Task instructions |
Each line below should be restated exactly, with nothing dropped.

Dataset excerpts |

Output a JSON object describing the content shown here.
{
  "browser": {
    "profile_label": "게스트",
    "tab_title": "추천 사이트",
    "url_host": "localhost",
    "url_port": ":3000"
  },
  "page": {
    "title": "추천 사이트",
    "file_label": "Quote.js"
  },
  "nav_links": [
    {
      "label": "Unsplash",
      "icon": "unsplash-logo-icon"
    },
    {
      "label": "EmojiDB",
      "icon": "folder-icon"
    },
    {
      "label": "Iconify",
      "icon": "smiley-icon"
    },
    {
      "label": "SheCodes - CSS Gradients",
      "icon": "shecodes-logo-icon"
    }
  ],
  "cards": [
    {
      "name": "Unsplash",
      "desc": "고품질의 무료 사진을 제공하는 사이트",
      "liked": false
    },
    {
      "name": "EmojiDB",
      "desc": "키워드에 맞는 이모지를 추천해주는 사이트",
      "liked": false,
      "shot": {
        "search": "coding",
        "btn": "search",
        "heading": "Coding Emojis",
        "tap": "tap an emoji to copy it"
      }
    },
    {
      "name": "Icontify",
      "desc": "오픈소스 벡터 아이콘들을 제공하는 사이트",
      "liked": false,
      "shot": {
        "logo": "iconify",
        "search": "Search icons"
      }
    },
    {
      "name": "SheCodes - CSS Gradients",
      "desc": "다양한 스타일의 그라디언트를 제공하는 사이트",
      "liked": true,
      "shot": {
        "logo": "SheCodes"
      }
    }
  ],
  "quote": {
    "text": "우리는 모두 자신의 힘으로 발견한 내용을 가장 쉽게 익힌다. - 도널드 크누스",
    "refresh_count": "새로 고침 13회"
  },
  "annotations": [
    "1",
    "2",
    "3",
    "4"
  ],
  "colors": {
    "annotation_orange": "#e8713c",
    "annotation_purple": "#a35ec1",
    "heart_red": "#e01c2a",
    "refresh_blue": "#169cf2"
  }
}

Output below |
Output a JSON object describing the content shown here.
{
  "browser": {
    "profile_label": "게스트",
    "tab_title": "추천 사이트",
    "url_host": "localhost",
    "url_port": ":3000"
  },
  "page": {
    "title": "추천 사이트",
    "file_label": "Quote.js"
  },
  "nav_links": [
    {
      "label": "Unsplash",
      "icon": "unsplash-logo-icon"
    },
    {
      "label": "EmojiDB",
      "icon": "folder-icon"
    },
    {
      "label": "Iconify",
      "icon": "smiley-icon"
    },
    {
      "label": "SheCodes - CSS Gradients",
      "icon": "shecodes-logo-icon"
    }
  ],
  "cards": [
    {
      "name": "Unsplash",
      "desc": "고품질의 무료 사진을 제공하는 사이트",
      "liked": false
    },
    {
      "name": "EmojiDB",
      "desc": "키워드에 맞는 이모지를 추천해주는 사이트",
      "liked": false,
      "shot": {
        "search": "coding",
        "btn": "search",
        "heading": "Coding Emojis",
        "tap": "tap an emoji to copy it"
      }
    },
    {
      "name": "Icontify",
      "desc": "오픈소스 벡터 아이콘들을 제공하는 사이트",
      "liked": false,
      "shot": {
        "logo": "iconify",
        "search": "Search icons"
      }
    },
    {
      "name": "SheCodes - CSS Gradients",
      "desc": "다양한 스타일의 그라디언트를 제공하는 사이트",
      "liked": true,
      "shot": {
        "logo": "SheCodes"
      }
    }
  ],
  "quote": {
    "text": "우리는 모두 자신의 힘으로 발견한 내용을 가장 쉽게 익힌다. - 도널드 크누스",
    "refresh_count": "새로 고침 13회"
  },
  "annotations": [
    "1",
    "2",
    "3",
    "4"
  ],
  "colors": {
    "annotation_orange": "#e8713c",
    "annotation_purple": "#a35ec1",
    "heart_red": "#e01c2a",
    "refresh_blue": "#169cf2"
  }
}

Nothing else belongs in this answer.